Next Saturday the anniversary of the capture of Memphis—of the occupation of this city by the Federal army, there is to be a grand celebration. The Union citizens, and military authorities, are quite active in the matter, so an imposing celebration is expected. The Jewish population here is considerably larger than I anticipated; it is estimated that there are at least a thousand of our co-religionists here at present; they manage to support two synagogues, three charitable societies, two clubs, besides a literary society, &c.

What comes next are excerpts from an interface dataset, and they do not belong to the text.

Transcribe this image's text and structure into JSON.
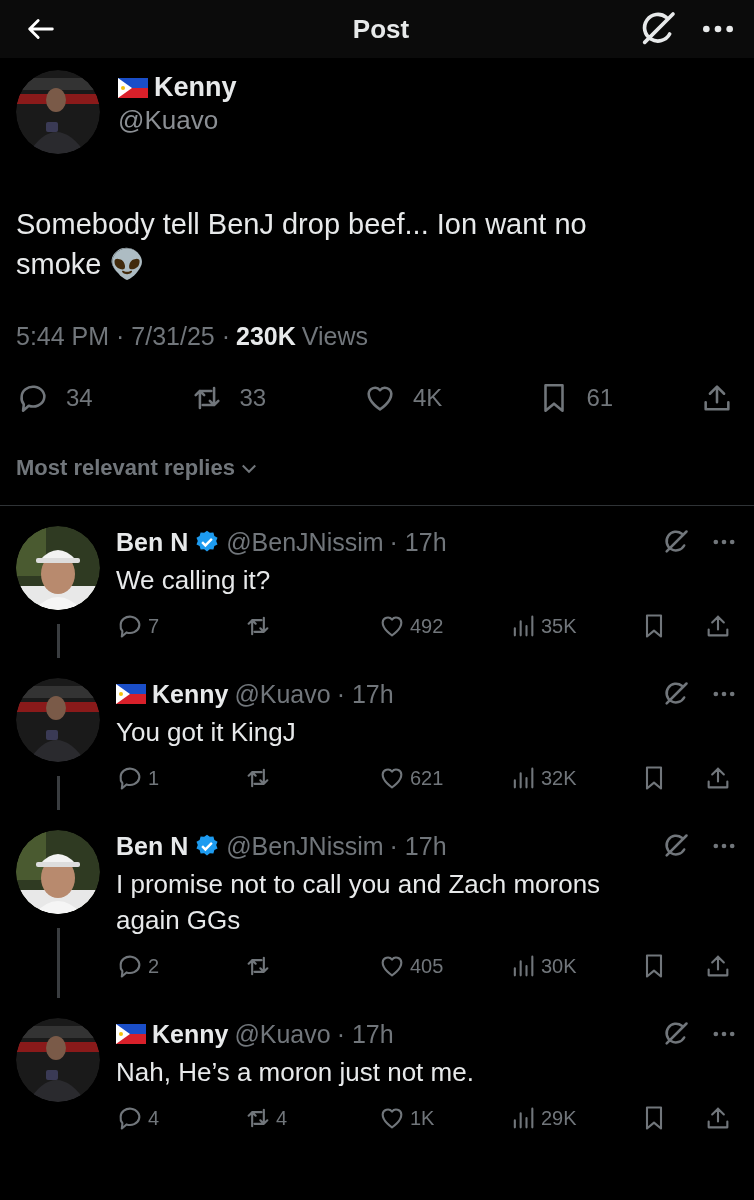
{
  "header": {
    "title": "Post"
  },
  "post": {
    "name": "Kenny",
    "flag": true,
    "handle": "@Kuavo",
    "text": "Somebody tell BenJ drop beef... Ion want no smoke 👽",
    "timestamp": "5:44 PM · 7/31/25 ·",
    "views_count": "230K",
    "views_label": "Views",
    "replies": "34",
    "reposts": "33",
    "likes": "4K",
    "bookmarks": "61"
  },
  "sort": {
    "label": "Most relevant replies"
  },
  "replies": [
    {
      "name": "Ben N",
      "flag": false,
      "verified": true,
      "handle": "@BenJNissim",
      "time": "· 17h",
      "text": "We calling it?",
      "replies": "7",
      "likes": "492",
      "views": "35K"
    },
    {
      "name": "Kenny",
      "flag": true,
      "verified": false,
      "handle": "@Kuavo",
      "time": "· 17h",
      "text": "You got it KingJ",
      "replies": "1",
      "likes": "621",
      "views": "32K"
    },
    {
      "name": "Ben N",
      "flag": false,
      "verified": true,
      "handle": "@BenJNissim",
      "time": "· 17h",
      "text": "I promise not to call you and Zach morons again GGs",
      "replies": "2",
      "likes": "405",
      "views": "30K"
    },
    {
      "name": "Kenny",
      "flag": true,
      "verified": false,
      "handle": "@Kuavo",
      "time": "· 17h",
      "text": "Nah, He’s a moron just not me.",
      "replies": "4",
      "reposts": "4",
      "likes": "1K",
      "views": "29K"
    }
  ]
}
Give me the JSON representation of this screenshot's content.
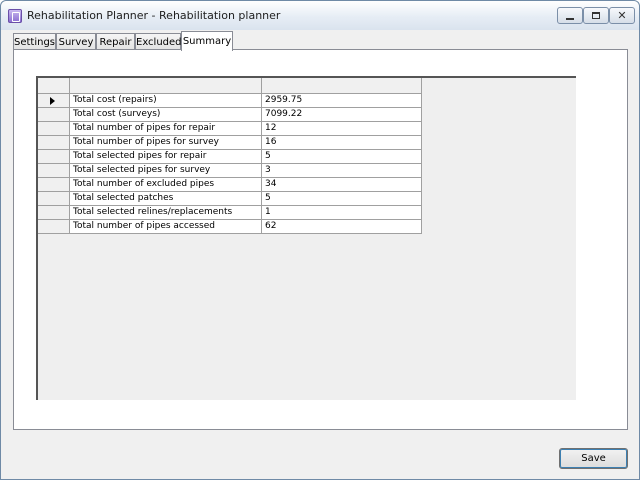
{
  "window": {
    "title": "Rehabilitation Planner - Rehabilitation planner",
    "icon": "app-icon"
  },
  "tabs": [
    {
      "label": "Settings"
    },
    {
      "label": "Survey"
    },
    {
      "label": "Repair"
    },
    {
      "label": "Excluded"
    },
    {
      "label": "Summary",
      "active": true
    }
  ],
  "summary": {
    "header": {
      "name": "",
      "value": ""
    },
    "rows": [
      {
        "name": "Total cost (repairs)",
        "value": "2959.75",
        "selected": true
      },
      {
        "name": "Total cost (surveys)",
        "value": "7099.22"
      },
      {
        "name": "Total number of pipes for repair",
        "value": "12"
      },
      {
        "name": "Total number of pipes for survey",
        "value": "16"
      },
      {
        "name": "Total selected pipes for repair",
        "value": "5"
      },
      {
        "name": "Total selected pipes for survey",
        "value": "3"
      },
      {
        "name": "Total number of excluded pipes",
        "value": "34"
      },
      {
        "name": "Total selected patches",
        "value": "5"
      },
      {
        "name": "Total selected relines/replacements",
        "value": "1"
      },
      {
        "name": "Total number of pipes accessed",
        "value": "62"
      }
    ]
  },
  "footer": {
    "save_label": "Save"
  }
}
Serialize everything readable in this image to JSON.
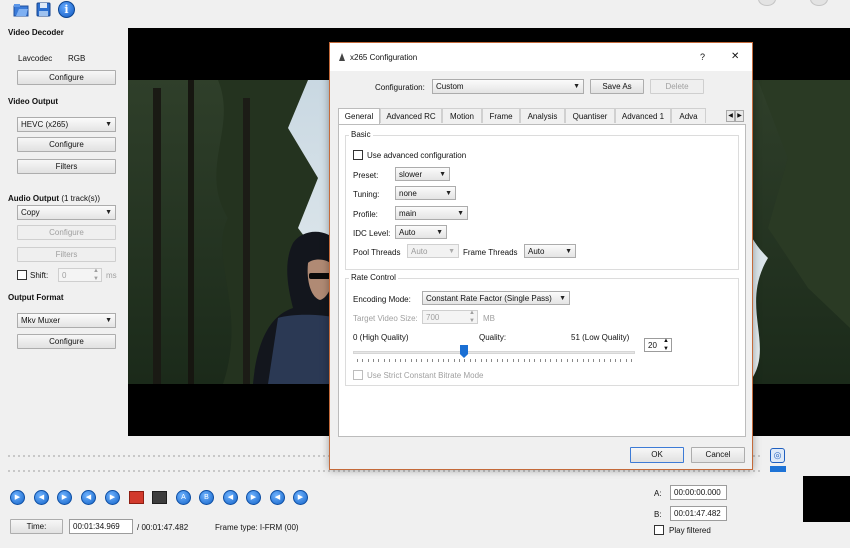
{
  "toolbar": {
    "icons": [
      "open-folder-icon",
      "save-disk-icon",
      "info-icon"
    ]
  },
  "left_panel": {
    "video_decoder": {
      "title": "Video Decoder",
      "codec_name": "Lavcodec",
      "codec_format": "RGB",
      "configure_label": "Configure"
    },
    "video_output": {
      "title": "Video Output",
      "codec": "HEVC (x265)",
      "configure_label": "Configure",
      "filters_label": "Filters"
    },
    "audio_output": {
      "title": "Audio Output",
      "track_info": "(1 track(s))",
      "codec": "Copy",
      "configure_label": "Configure",
      "filters_label": "Filters",
      "shift_label": "Shift:",
      "shift_value": "0",
      "shift_unit": "ms"
    },
    "output_format": {
      "title": "Output Format",
      "muxer": "Mkv Muxer",
      "configure_label": "Configure"
    }
  },
  "dialog": {
    "title": "x265 Configuration",
    "help": "?",
    "close": "✕",
    "configuration_label": "Configuration:",
    "configuration_value": "Custom",
    "save_as_label": "Save As",
    "delete_label": "Delete",
    "tabs": [
      "General",
      "Advanced RC",
      "Motion",
      "Frame",
      "Analysis",
      "Quantiser",
      "Advanced 1",
      "Adva"
    ],
    "active_tab": "General",
    "basic": {
      "title": "Basic",
      "use_advanced_label": "Use advanced configuration",
      "preset_label": "Preset:",
      "preset_value": "slower",
      "tuning_label": "Tuning:",
      "tuning_value": "none",
      "profile_label": "Profile:",
      "profile_value": "main",
      "idc_label": "IDC Level:",
      "idc_value": "Auto",
      "pool_threads_label": "Pool Threads",
      "pool_threads_value": "Auto",
      "frame_threads_label": "Frame Threads",
      "frame_threads_value": "Auto"
    },
    "rate_control": {
      "title": "Rate Control",
      "encoding_mode_label": "Encoding Mode:",
      "encoding_mode_value": "Constant Rate Factor (Single Pass)",
      "target_size_label": "Target Video Size:",
      "target_size_value": "700",
      "target_size_unit": "MB",
      "quality_min_label": "0 (High Quality)",
      "quality_label": "Quality:",
      "quality_max_label": "51 (Low Quality)",
      "quality_value": "20",
      "quality_fraction": 0.39,
      "strict_cbr_label": "Use Strict Constant Bitrate Mode"
    },
    "ok_label": "OK",
    "cancel_label": "Cancel"
  },
  "transport": {
    "buttons": [
      "play-icon",
      "rewind-icon",
      "forward-icon",
      "prev-frame-icon",
      "next-frame-icon",
      "record-icon",
      "segment-icon",
      "mark-a-icon",
      "mark-b-icon",
      "prev-key-icon",
      "next-key-icon",
      "prev-black-icon",
      "next-black-icon",
      "first-frame-icon",
      "last-frame-icon"
    ]
  },
  "status": {
    "time_label": "Time:",
    "current_time": "00:01:34.969",
    "total_time": "/ 00:01:47.482",
    "frame_type": "Frame type: I-FRM (00)",
    "a_label": "A:",
    "a_value": "00:00:00.000",
    "b_label": "B:",
    "b_value": "00:01:47.482",
    "play_filtered_label": "Play filtered"
  }
}
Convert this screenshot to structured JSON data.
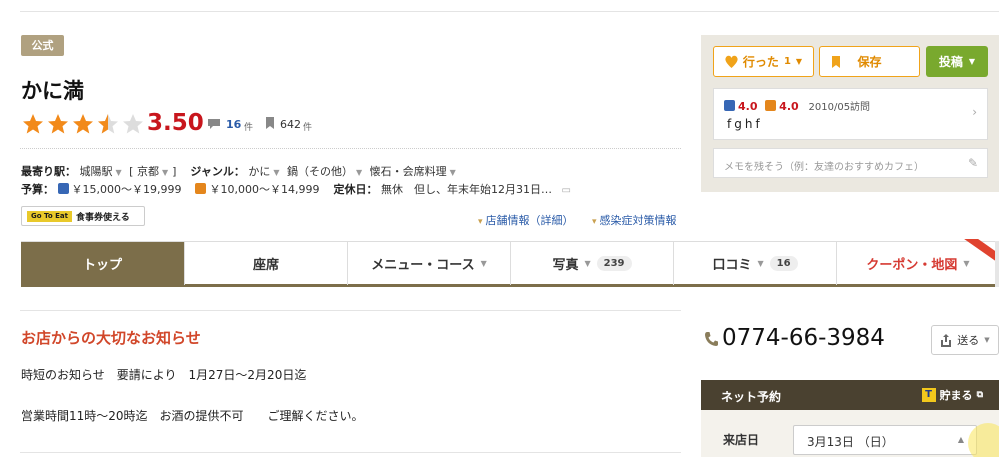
{
  "header": {
    "official_badge": "公式",
    "shop_name": "かに満",
    "rating": "3.50",
    "rating_stars": 3.5,
    "review_count": "16",
    "review_unit": "件",
    "bookmark_count": "642",
    "bookmark_unit": "件"
  },
  "info": {
    "station_label": "最寄り駅：",
    "station": "城陽駅",
    "area_open": "[",
    "area": "京都",
    "area_close": "]",
    "genre_label": "ジャンル：",
    "genre1": "かに",
    "genre2": "鍋（その他）",
    "genre3": "懐石・会席料理",
    "budget_label": "予算：",
    "budget_dinner": "￥15,000～￥19,999",
    "budget_lunch": "￥10,000～￥14,999",
    "holiday_label": "定休日：",
    "holiday": "無休　但し、年末年始12月31日…"
  },
  "gotoeat": {
    "logo": "Go To Eat",
    "text": "食事券使える"
  },
  "links": {
    "shop_info": "店舗情報（詳細）",
    "covid": "感染症対策情報"
  },
  "tabs": [
    {
      "label": "トップ"
    },
    {
      "label": "座席"
    },
    {
      "label": "メニュー・コース"
    },
    {
      "label": "写真",
      "count": "239"
    },
    {
      "label": "口コミ",
      "count": "16"
    },
    {
      "label": "クーポン・地図"
    }
  ],
  "notice": {
    "title": "お店からの大切なお知らせ",
    "line1": "時短のお知らせ　要請により　1月27日～2月20日迄",
    "line2": "営業時間11時～20時迄　お酒の提供不可　　ご理解ください。"
  },
  "actions": {
    "went_label": "行った",
    "went_count": "1",
    "save_label": "保存",
    "post_label": "投稿"
  },
  "visit": {
    "dinner_score": "4.0",
    "lunch_score": "4.0",
    "date": "2010/05訪問",
    "note": "fghf"
  },
  "memo": {
    "placeholder": "メモを残そう（例：友達のおすすめカフェ）"
  },
  "contact": {
    "phone": "0774-66-3984",
    "send_label": "送る"
  },
  "reservation": {
    "title": "ネット予約",
    "tpoint_label": "貯まる",
    "date_label": "来店日",
    "date_value": "3月13日 （日）"
  },
  "colors": {
    "accent": "#7c6e4a",
    "rating_red": "#c8161d",
    "star_orange": "#f28a1a",
    "post_green": "#79a92e"
  }
}
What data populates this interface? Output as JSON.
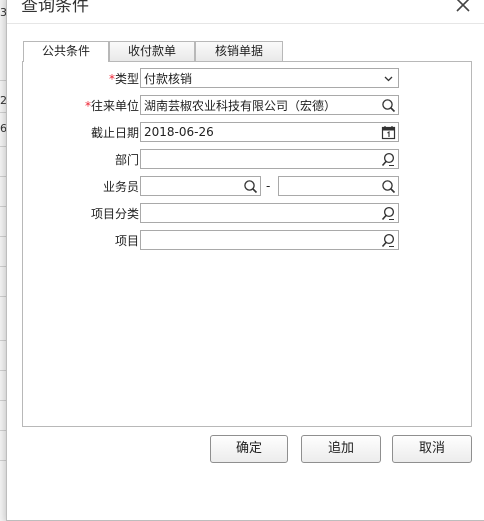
{
  "dialog": {
    "title": "查询条件"
  },
  "tabs": [
    {
      "label": "公共条件",
      "active": true
    },
    {
      "label": "收付款单",
      "active": false
    },
    {
      "label": "核销单据",
      "active": false
    }
  ],
  "form": {
    "type": {
      "label": "类型",
      "required": true,
      "value": "付款核销"
    },
    "unit": {
      "label": "往来单位",
      "required": true,
      "value": "湖南芸椒农业科技有限公司（宏德）"
    },
    "deadline": {
      "label": "截止日期",
      "value": "2018-06-26"
    },
    "department": {
      "label": "部门",
      "value": ""
    },
    "salesperson": {
      "label": "业务员",
      "value_from": "",
      "value_to": "",
      "separator": "-"
    },
    "project_category": {
      "label": "项目分类",
      "value": ""
    },
    "project": {
      "label": "项目",
      "value": ""
    }
  },
  "buttons": {
    "ok": "确定",
    "append": "追加",
    "cancel": "取消"
  },
  "background": {
    "fragments": [
      "3",
      "2",
      "6("
    ]
  }
}
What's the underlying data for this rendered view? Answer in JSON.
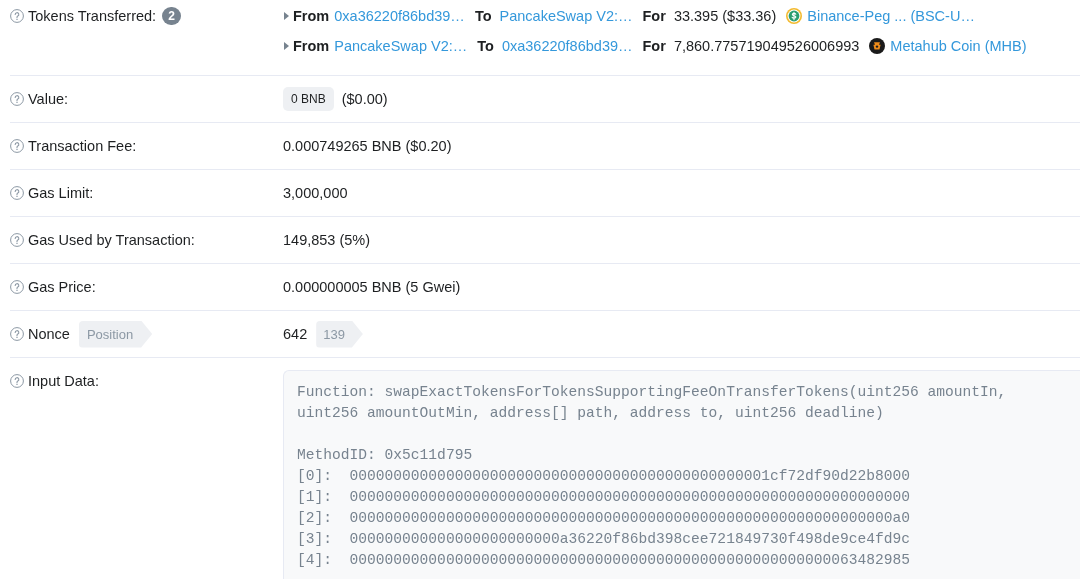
{
  "token_transfers": {
    "label": "Tokens Transferred:",
    "count": "2",
    "transfers": [
      {
        "kind": "usd",
        "from_label": "From",
        "from": "0xa36220f86bd39…",
        "to_label": "To",
        "to": "PancakeSwap V2:…",
        "for_label": "For",
        "amount": "33.395 ($33.36)",
        "token": "Binance-Peg ... (BSC-U…"
      },
      {
        "kind": "mhb",
        "from_label": "From",
        "from": "PancakeSwap V2:…",
        "to_label": "To",
        "to": "0xa36220f86bd39…",
        "for_label": "For",
        "amount": "7,860.775719049526006993",
        "token": "Metahub Coin (MHB)"
      }
    ]
  },
  "fields": [
    {
      "kind": "badge",
      "label": "Value:",
      "badge": "0 BNB",
      "value": "($0.00)"
    },
    {
      "kind": "text",
      "label": "Transaction Fee:",
      "value": "0.000749265 BNB ($0.20)"
    },
    {
      "kind": "text",
      "label": "Gas Limit:",
      "value": "3,000,000"
    },
    {
      "kind": "text",
      "label": "Gas Used by Transaction:",
      "value": "149,853 (5%)"
    },
    {
      "kind": "text",
      "label": "Gas Price:",
      "value": "0.000000005 BNB (5 Gwei)"
    },
    {
      "kind": "nonce",
      "label": "Nonce",
      "label_tag": "Position",
      "value": "642",
      "value_tag": "139"
    },
    {
      "kind": "code",
      "label": "Input Data:",
      "function": "Function: swapExactTokensForTokensSupportingFeeOnTransferTokens(uint256 amountIn, uint256 amountOutMin, address[] path, address to, uint256 deadline)",
      "method_id": "MethodID: 0x5c11d795",
      "params": [
        "[0]:  000000000000000000000000000000000000000000000001cf72df90d22b8000",
        "[1]:  0000000000000000000000000000000000000000000000000000000000000000",
        "[2]:  00000000000000000000000000000000000000000000000000000000000000a0",
        "[3]:  000000000000000000000000a36220f86bd398cee721849730f498de9ce4fd9c",
        "[4]:  0000000000000000000000000000000000000000000000000000000063482985"
      ]
    }
  ]
}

One noticeable feature of the effect of the war on a southern community is the large majority of women over men, who are seen on the promenade, in church [synagogue], or in society. I have no doubt but that there are five of the gentler sex in Memphis to each male, and what makes this fact more apparent is, that at least one-third are in mourning—probably for lost relatives in this war. (?) How sad a reflection! How serious a one for those ambitions and fanatical spirits, whose impious hands first applied the torch, which has ended in such a general conflagration!

As I write there is a grand sight in the front of our camp. Far and wide, on a distant hill, the woods, are on fire. We can hear the rush of the flames, the crackling of the limbs; sounding strangely in the night air, when commingled with the clatter of the fire bell of the city. The burning trees show in the front, as the lamps of the city do in our rear. One tall, dead poplar tree, in particular, towers aloft like a pillar of fire, and the ruddy glow illuminates our camp, as well as it can, with a full bright moon shining over us. By its light, I will close. Good night.


Jacob C. Cohen Letters